● WHAT IS EXPECTED
What you return must be every line below that includes the word "JSON".

● DATA SUPPLIED
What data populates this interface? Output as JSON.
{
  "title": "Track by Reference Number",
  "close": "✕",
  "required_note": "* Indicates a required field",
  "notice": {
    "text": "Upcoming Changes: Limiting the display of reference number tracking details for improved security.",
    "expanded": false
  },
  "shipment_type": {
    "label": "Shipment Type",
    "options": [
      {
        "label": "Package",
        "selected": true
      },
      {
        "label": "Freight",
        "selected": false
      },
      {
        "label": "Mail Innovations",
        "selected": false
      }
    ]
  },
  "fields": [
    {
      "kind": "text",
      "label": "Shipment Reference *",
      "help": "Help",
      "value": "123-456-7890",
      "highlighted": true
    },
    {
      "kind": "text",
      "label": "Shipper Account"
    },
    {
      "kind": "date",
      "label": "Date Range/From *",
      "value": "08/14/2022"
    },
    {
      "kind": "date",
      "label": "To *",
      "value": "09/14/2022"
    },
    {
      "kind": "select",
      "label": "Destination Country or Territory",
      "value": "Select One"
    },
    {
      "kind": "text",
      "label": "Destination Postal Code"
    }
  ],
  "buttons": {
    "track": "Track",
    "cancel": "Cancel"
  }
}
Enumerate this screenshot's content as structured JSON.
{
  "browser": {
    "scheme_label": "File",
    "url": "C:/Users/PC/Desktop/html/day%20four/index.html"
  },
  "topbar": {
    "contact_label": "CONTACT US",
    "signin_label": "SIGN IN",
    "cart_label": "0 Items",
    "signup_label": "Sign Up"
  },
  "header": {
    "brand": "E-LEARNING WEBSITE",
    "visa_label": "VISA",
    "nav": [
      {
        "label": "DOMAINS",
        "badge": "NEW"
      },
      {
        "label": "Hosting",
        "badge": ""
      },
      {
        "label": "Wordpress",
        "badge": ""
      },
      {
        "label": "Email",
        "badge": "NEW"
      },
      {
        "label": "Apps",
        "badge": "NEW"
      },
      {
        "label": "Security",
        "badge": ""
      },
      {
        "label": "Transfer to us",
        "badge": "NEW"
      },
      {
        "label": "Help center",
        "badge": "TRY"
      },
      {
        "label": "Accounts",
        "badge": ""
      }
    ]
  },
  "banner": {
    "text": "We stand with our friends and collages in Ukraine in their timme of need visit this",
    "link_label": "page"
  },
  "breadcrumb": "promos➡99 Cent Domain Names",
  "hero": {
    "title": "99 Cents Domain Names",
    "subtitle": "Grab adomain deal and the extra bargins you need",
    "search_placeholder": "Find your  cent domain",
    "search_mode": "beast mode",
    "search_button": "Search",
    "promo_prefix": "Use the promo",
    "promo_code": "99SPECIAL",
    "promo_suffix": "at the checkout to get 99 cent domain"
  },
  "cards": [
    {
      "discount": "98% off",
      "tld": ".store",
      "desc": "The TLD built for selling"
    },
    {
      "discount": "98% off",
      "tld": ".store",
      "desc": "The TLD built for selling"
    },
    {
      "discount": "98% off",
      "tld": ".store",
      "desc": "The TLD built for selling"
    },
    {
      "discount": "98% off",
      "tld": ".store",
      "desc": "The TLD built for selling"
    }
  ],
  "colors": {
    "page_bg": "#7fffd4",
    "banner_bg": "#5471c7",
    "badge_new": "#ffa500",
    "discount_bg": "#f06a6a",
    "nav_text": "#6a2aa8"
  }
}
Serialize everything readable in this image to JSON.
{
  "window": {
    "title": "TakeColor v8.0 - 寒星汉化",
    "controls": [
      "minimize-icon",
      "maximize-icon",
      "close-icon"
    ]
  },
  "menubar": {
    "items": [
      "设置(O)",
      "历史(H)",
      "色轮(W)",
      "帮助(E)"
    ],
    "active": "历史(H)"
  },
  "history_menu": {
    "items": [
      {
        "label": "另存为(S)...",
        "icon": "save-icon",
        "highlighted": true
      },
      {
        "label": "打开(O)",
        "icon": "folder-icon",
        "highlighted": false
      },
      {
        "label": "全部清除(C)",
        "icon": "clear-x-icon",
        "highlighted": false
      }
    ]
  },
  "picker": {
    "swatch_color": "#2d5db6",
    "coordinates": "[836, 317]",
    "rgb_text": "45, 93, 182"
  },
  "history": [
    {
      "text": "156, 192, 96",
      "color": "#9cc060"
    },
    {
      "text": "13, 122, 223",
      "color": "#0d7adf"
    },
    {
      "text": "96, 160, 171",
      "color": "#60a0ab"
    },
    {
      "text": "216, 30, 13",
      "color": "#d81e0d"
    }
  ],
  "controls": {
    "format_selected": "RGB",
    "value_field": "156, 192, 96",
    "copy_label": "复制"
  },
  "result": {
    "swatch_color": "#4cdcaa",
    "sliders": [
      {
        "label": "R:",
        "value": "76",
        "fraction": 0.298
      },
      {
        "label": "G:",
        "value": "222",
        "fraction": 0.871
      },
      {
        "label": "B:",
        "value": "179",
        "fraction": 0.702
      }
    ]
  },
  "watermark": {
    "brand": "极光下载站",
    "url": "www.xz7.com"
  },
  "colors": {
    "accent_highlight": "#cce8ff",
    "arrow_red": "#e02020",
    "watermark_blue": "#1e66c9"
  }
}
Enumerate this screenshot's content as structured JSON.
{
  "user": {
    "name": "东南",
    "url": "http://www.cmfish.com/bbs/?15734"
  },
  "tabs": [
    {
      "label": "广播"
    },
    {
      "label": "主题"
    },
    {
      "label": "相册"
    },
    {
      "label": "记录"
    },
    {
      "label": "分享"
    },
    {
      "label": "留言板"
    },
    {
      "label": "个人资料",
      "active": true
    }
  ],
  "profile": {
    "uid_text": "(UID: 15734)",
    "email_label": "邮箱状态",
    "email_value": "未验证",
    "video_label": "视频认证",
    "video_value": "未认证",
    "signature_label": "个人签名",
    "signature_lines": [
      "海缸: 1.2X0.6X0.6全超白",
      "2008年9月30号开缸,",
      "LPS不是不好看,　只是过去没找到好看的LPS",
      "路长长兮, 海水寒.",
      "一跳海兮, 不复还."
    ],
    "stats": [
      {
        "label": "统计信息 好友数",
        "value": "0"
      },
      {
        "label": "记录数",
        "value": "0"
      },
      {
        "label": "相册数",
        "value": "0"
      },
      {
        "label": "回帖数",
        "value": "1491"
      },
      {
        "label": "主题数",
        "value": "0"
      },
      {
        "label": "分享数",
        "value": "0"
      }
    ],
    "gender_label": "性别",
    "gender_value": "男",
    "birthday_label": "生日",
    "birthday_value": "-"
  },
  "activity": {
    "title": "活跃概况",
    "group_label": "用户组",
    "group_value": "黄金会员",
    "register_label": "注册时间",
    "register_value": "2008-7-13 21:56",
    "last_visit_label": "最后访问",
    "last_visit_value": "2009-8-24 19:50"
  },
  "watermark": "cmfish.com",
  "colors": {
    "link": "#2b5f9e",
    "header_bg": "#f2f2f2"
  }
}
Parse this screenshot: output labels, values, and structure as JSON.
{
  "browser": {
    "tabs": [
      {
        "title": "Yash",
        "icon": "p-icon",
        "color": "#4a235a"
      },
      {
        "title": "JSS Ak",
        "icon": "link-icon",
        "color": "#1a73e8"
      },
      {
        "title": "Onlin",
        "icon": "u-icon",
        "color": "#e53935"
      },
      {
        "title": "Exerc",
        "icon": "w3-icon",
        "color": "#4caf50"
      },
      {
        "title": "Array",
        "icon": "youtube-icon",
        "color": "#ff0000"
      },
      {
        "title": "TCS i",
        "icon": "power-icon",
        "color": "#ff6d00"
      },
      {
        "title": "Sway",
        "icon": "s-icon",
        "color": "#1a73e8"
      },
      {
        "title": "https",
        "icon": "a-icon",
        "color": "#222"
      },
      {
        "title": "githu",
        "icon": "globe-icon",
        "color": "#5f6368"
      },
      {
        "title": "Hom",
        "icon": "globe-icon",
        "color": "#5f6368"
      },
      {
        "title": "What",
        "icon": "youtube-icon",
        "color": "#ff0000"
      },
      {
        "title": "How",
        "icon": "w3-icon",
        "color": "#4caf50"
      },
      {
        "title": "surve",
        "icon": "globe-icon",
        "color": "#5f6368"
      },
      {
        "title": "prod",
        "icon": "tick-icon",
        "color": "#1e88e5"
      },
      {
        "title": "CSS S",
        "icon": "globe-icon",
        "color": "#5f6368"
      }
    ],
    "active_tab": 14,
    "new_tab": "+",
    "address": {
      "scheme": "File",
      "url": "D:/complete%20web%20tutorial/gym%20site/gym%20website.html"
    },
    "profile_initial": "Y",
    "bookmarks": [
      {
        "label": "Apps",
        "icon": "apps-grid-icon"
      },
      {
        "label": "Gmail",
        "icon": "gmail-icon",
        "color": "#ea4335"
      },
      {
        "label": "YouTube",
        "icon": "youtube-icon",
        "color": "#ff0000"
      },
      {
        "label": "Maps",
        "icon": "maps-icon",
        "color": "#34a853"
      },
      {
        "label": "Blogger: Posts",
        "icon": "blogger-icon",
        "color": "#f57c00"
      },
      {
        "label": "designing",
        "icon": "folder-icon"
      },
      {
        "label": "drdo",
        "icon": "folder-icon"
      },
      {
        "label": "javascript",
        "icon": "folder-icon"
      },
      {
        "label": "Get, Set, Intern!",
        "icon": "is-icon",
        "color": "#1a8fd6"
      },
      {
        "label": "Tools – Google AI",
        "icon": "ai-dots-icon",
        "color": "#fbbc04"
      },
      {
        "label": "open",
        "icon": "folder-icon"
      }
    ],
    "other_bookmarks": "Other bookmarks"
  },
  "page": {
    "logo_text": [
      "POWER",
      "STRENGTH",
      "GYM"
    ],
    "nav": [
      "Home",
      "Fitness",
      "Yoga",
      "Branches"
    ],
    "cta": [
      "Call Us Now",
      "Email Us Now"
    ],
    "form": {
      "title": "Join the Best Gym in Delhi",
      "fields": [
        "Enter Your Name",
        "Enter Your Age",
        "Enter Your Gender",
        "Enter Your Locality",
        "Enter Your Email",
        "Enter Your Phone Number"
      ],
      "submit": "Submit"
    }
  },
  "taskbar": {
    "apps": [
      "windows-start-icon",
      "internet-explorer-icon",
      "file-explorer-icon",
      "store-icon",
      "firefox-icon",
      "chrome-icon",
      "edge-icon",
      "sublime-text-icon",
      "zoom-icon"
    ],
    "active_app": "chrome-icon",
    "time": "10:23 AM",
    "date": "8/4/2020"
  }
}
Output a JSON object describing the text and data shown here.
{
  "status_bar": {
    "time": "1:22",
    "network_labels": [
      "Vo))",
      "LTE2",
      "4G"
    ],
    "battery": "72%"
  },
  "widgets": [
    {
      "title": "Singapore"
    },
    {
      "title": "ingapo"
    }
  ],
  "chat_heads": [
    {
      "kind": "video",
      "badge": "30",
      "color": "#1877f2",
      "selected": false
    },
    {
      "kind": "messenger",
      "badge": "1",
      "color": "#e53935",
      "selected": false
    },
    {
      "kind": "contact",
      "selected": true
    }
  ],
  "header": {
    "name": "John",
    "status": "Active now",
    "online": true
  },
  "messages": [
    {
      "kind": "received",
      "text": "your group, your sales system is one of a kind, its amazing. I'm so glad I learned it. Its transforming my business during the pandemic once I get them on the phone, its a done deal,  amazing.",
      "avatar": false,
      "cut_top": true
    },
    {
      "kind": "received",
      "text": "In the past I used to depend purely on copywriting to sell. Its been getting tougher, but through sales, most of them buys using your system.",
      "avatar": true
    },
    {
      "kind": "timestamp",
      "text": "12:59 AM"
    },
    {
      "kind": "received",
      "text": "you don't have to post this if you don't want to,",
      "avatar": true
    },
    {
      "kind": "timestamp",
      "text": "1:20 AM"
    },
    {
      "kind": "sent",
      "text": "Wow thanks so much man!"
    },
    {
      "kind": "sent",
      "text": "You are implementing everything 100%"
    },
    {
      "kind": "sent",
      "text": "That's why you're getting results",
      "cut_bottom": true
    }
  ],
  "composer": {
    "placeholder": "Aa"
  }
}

● EXERCISE OUTPUT
What data populates this interface? Output as JSON.
Enumerate this screenshot's content as structured JSON.
Serialize everything readable in this image to JSON.
Enumerate this screenshot's content as structured JSON.
Parse this screenshot: output labels, values, and structure as JSON.
Output a JSON object describing the text and data shown here.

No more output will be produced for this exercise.